Informer: China-Australia relationship still on rough seas

Prime Minister of Australia Scott Morrison. Picture: Keegan Carroll
Prime Minister of Australia Scott Morrison. Picture: Keegan Carroll

"Mountains can not stop the river from flowing into the sea."

That ancient Chinese poem was the Chinese embassy's response to Prime Minister Scott Morrison's announcement that Australian government officials will not attend the 2022 Beijing Winter Olympics.

"Australia's success at the Beijing Winter Olympics depends on the performance of Australian athletes, not on the attendance of Australian officials, and the political posturing by some Australian politicians," a spokesperson from the Canberra-based embassy said in a statement.

The PM said the decision for government officials to boycott the games was made due to human rights abuses in China, and that Australia's stance on the issue was "not surprising".

But the embassy reckons the decision not to send dignitaries flies in the face of Australia's public claims to seek an improved relationship with China.

Morrison's announcement followed the US decision that it will not send government officials to the 2022 winter games as well.

China called the United State's decision "a pretentious act" - at least their Australian response was more poetic.

The relationship between China and Australia has worsened over the past few years due to concerns about potential Chinese conflict with Taiwan, cancelled agreements, nuclear subs and trade.

Former Trade Minister Andrew Robb said earlier this year that China was using Australia to "send its message" to other trade partners.

And just a few days ago AAP reported that one of US President Joe Biden's advisors said China wanted to "drive Australia to its knees" but would eventually realise the need to re-engage.

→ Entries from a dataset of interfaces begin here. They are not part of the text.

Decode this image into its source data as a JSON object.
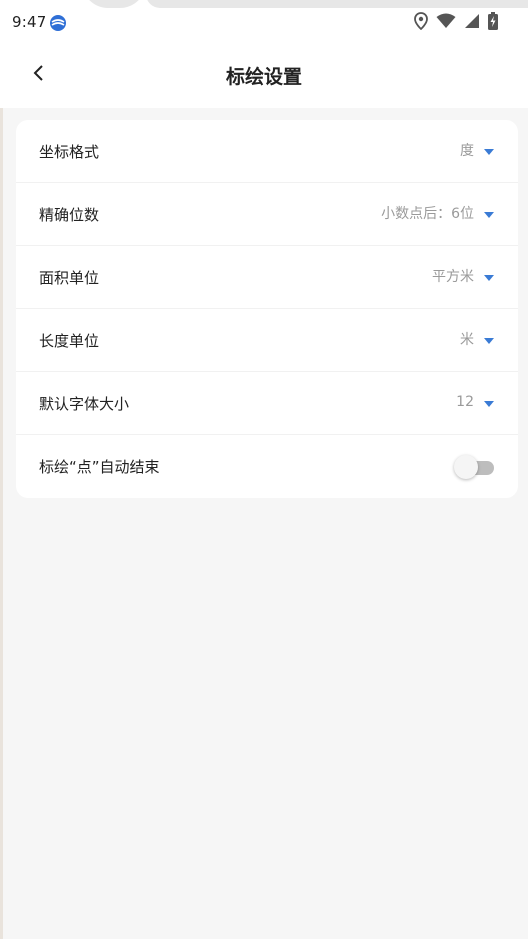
{
  "status_bar": {
    "time": "9:47",
    "icons": [
      "location-icon",
      "wifi-icon",
      "signal-icon",
      "battery-charging-icon"
    ]
  },
  "header": {
    "title": "标绘设置",
    "back_icon": "chevron-left-icon"
  },
  "settings": {
    "rows": [
      {
        "label": "坐标格式",
        "value": "度"
      },
      {
        "label": "精确位数",
        "value": "小数点后：6位"
      },
      {
        "label": "面积单位",
        "value": "平方米"
      },
      {
        "label": "长度单位",
        "value": "米"
      },
      {
        "label": "默认字体大小",
        "value": "12"
      }
    ],
    "toggle_row": {
      "label": "标绘“点”自动结束",
      "enabled": false
    }
  },
  "colors": {
    "accent": "#3a7bd5",
    "background": "#f6f6f6",
    "card": "#ffffff",
    "value_text": "#9a9a9a"
  }
}
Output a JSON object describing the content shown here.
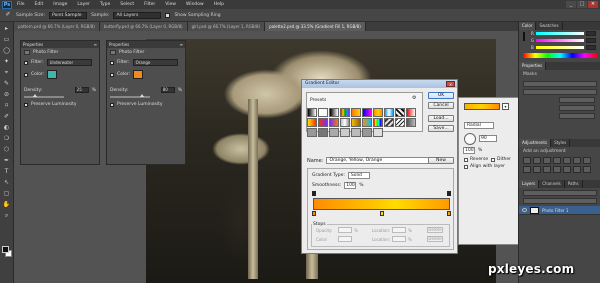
{
  "app": {
    "logo": "Ps",
    "menu": [
      "File",
      "Edit",
      "Image",
      "Layer",
      "Type",
      "Select",
      "Filter",
      "View",
      "Window",
      "Help"
    ],
    "window_buttons": [
      "_",
      "□",
      "×"
    ]
  },
  "options_bar": {
    "sample_size_label": "Sample Size:",
    "sample_size_value": "Point Sample",
    "sample_label": "Sample:",
    "sample_value": "All Layers",
    "show_ring_label": "Show Sampling Ring"
  },
  "tabs": [
    "pattern.psd @ 66.7% (Layer 0, RGB/8)",
    "butterfly.psd @ 66.7% (Layer 0, RGB/8)",
    "girl.psd @ 66.7% (Layer 1, RGB/8)",
    "palette2.psd @ 33.5% (Gradient Fill 1, RGB/8)"
  ],
  "tools": [
    "▸",
    "▭",
    "◯",
    "✦",
    "⌖",
    "✎",
    "⊘",
    "⌑",
    "✐",
    "◐",
    "❍",
    "⬡",
    "✒",
    "T",
    "↖",
    "▢",
    "✋",
    "⌕"
  ],
  "properties_left": {
    "panel_title": "Properties",
    "filter_name": "Photo Filter",
    "filter_label": "Filter:",
    "filter_value": "Underwater",
    "color_label": "Color:",
    "density_label": "Density:",
    "density_value": "25",
    "density_unit": "%",
    "preserve_label": "Preserve Luminosity",
    "swatch_color": "#3fb6a8"
  },
  "properties_right": {
    "panel_title": "Properties",
    "filter_name": "Photo Filter",
    "filter_label": "Filter:",
    "filter_value": "Orange",
    "color_label": "Color:",
    "density_label": "Density:",
    "density_value": "80",
    "density_unit": "%",
    "preserve_label": "Preserve Luminosity",
    "swatch_color": "#f08a1c"
  },
  "gradient_editor": {
    "title": "Gradient Editor",
    "close": "x",
    "presets_label": "Presets",
    "ok": "OK",
    "cancel": "Cancel",
    "load": "Load...",
    "save": "Save...",
    "name_label": "Name:",
    "name_value": "Orange, Yellow, Orange",
    "new": "New",
    "gradient_type_label": "Gradient Type:",
    "gradient_type_value": "Solid",
    "smoothness_label": "Smoothness:",
    "smoothness_value": "100",
    "smoothness_unit": "%",
    "stops_label": "Stops",
    "opacity_label": "Opacity:",
    "location_label": "Location:",
    "color_label": "Color:",
    "delete": "Delete",
    "pct": "%",
    "presets": [
      "#000000",
      "#ffffff",
      "#ff0000",
      "#ff7a00",
      "#0000ff",
      "#ff00ff",
      "#ffd200",
      "#00a0ff",
      "#ffffff",
      "#ff0000",
      "#ffe000",
      "#ff3000",
      "#7a2aff",
      "#c0c0c0",
      "#f0c000",
      "#ff9000",
      "#00c0ff",
      "#aaaaaa",
      "#ffffff",
      "#555555",
      "#999999",
      "#777777",
      "#aaaaaa",
      "#cccccc",
      "#bbbbbb",
      "#999999",
      "#dddddd"
    ]
  },
  "layer_style": {
    "style_value": "Radial",
    "angle_value": "90",
    "scale_value": "100",
    "scale_unit": "%",
    "reverse": "Reverse",
    "dither": "Dither",
    "align": "Align with layer",
    "ok": "OK",
    "cancel": "Cancel",
    "dropdown": "▾"
  },
  "right_panels": {
    "color_tab": "Color",
    "swatches_tab": "Swatches",
    "properties_tab": "Properties",
    "masks_label": "Masks",
    "adjustments_tab": "Adjustments",
    "styles_tab": "Styles",
    "adjust_hint": "Add an adjustment",
    "layers_tab": "Layers",
    "channels_tab": "Channels",
    "paths_tab": "Paths",
    "top_layer": "Photo Filter 1"
  },
  "watermark": "pxleyes.com"
}
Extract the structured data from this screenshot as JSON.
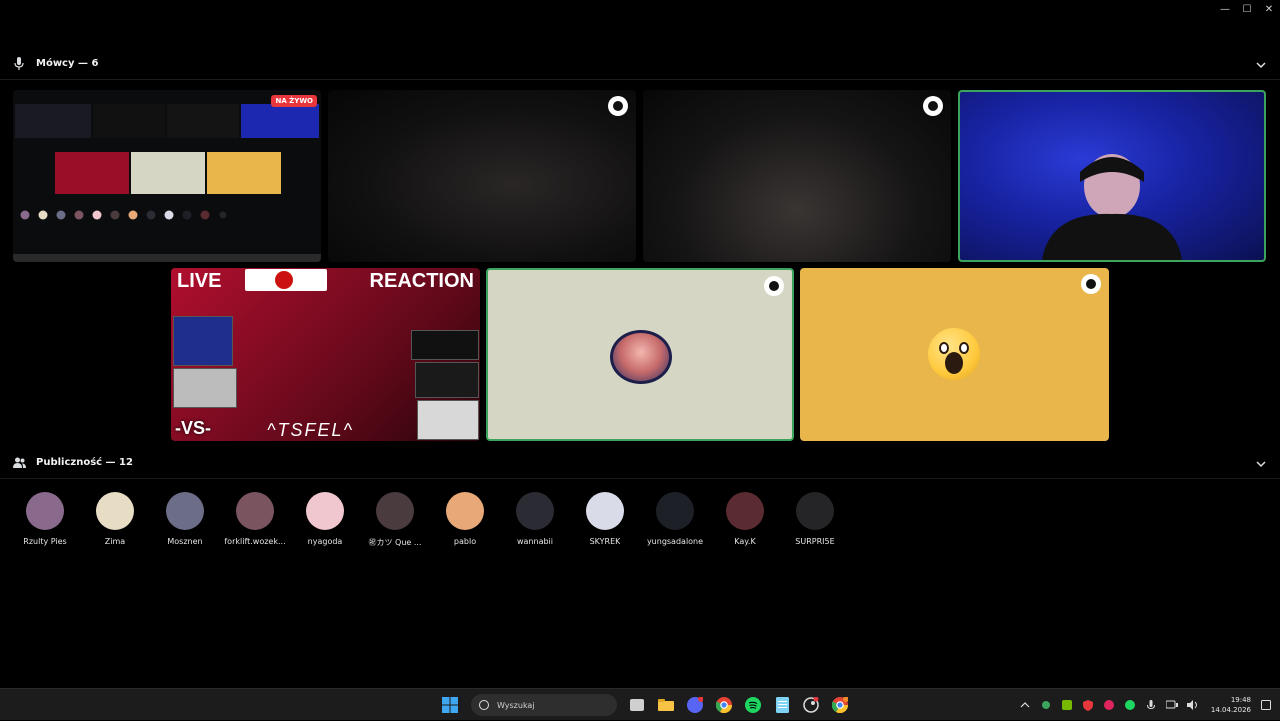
{
  "window": {
    "minimize": "—",
    "maximize": "☐",
    "close": "✕"
  },
  "speakers": {
    "title": "Mówcy — 6"
  },
  "audience": {
    "title": "Publiczność — 12",
    "members": [
      {
        "name": "Rzulty Pies",
        "color": "#8a6a8c"
      },
      {
        "name": "Zima",
        "color": "#e7dcc4"
      },
      {
        "name": "Mosznen",
        "color": "#6b6e86"
      },
      {
        "name": "forklift.wozek...",
        "color": "#7a5560"
      },
      {
        "name": "nyagoda",
        "color": "#f0c7cf"
      },
      {
        "name": "㊗カツ Que ...",
        "color": "#4a3b3f"
      },
      {
        "name": "pablo",
        "color": "#e8a877"
      },
      {
        "name": "wannabii",
        "color": "#2b2b33"
      },
      {
        "name": "SKYREK",
        "color": "#d9dbe9"
      },
      {
        "name": "yungsadalone",
        "color": "#1e2027"
      },
      {
        "name": "Kay.K",
        "color": "#5a2b30"
      },
      {
        "name": "SURPRI5E",
        "color": "#252527"
      }
    ]
  },
  "tiles": {
    "live_badge": "NA ŻYWO",
    "reaction": {
      "live": "LIVE",
      "reaction": "REACTION",
      "vs": "-VS-",
      "name": "^TSFEL^"
    }
  },
  "taskbar": {
    "search_placeholder": "Wyszukaj",
    "time": "19:48",
    "date": "14.04.2026"
  },
  "colors": {
    "speaking_border": "#3ba55d",
    "live_red": "#e7373d"
  }
}
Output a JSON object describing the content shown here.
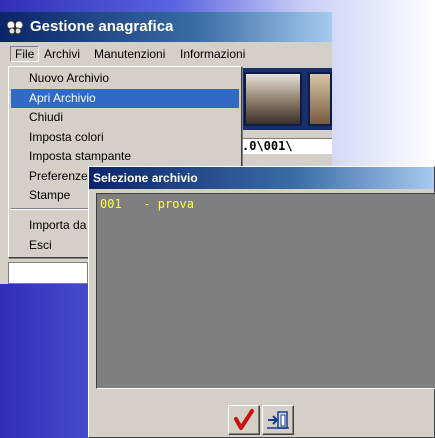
{
  "main_window": {
    "title": "Gestione anagrafica",
    "menu": [
      "File",
      "Archivi",
      "Manutenzioni",
      "Informazioni"
    ],
    "path_text": ".0\\001\\"
  },
  "file_menu": {
    "items": [
      "Nuovo Archivio",
      "Apri Archivio",
      "Chiudi",
      "Imposta colori",
      "Imposta stampante",
      "Preferenze",
      "Stampe",
      "Importa da",
      "Esci"
    ],
    "selected": "Apri Archivio"
  },
  "dialog": {
    "title": "Selezione archivio",
    "rows": [
      "001   - prova"
    ]
  },
  "colors": {
    "accent": "#316ac5",
    "list_text": "#ffff40",
    "list_bg": "#7f7f7f",
    "ok_check": "#cc1010"
  },
  "icons": {
    "app": "butterfly-icon",
    "ok": "checkmark-icon",
    "exit": "exit-door-icon"
  }
}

But the opposition has flagged its concern that Morrison's stance on China could impact Australia's resources sector.

"Australia needs more strategy and less politics when it comes to managing our differences with China," Labor Leader Anthony Albanese said.

Labor's foreign affairs spokeswoman Penny Wong said Defence Minister Peter Dutton was deliberately stoking conflict with China in "the most dangerous election tactic in Australian history".

But former PM Paul Keating has slammed both the Coalition and Labor parties over the tension with China.

Mountains may not stop the river from flowing into the sea, but boy are these waters rough sailing.